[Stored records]
#####
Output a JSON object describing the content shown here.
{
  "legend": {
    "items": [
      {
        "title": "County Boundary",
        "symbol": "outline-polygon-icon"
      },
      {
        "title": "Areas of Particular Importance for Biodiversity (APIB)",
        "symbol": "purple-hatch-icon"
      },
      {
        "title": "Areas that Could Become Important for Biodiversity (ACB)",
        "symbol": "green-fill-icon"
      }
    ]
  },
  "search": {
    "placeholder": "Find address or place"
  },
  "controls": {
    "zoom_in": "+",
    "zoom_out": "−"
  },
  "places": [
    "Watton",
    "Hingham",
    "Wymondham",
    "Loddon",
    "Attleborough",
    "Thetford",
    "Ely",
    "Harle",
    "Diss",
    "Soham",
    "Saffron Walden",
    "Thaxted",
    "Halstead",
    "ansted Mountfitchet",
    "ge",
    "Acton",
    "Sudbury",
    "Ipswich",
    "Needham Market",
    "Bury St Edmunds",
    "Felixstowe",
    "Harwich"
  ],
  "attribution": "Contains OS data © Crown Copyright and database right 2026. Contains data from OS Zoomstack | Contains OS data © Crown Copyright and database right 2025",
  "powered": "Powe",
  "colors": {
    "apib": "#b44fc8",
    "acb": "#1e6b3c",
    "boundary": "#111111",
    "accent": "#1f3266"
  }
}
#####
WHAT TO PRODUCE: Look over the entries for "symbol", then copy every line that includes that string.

RESPONSE TO THIS EXERCISE:
        "symbol": "outline-polygon-icon"
        "symbol": "purple-hatch-icon"
        "symbol": "green-fill-icon"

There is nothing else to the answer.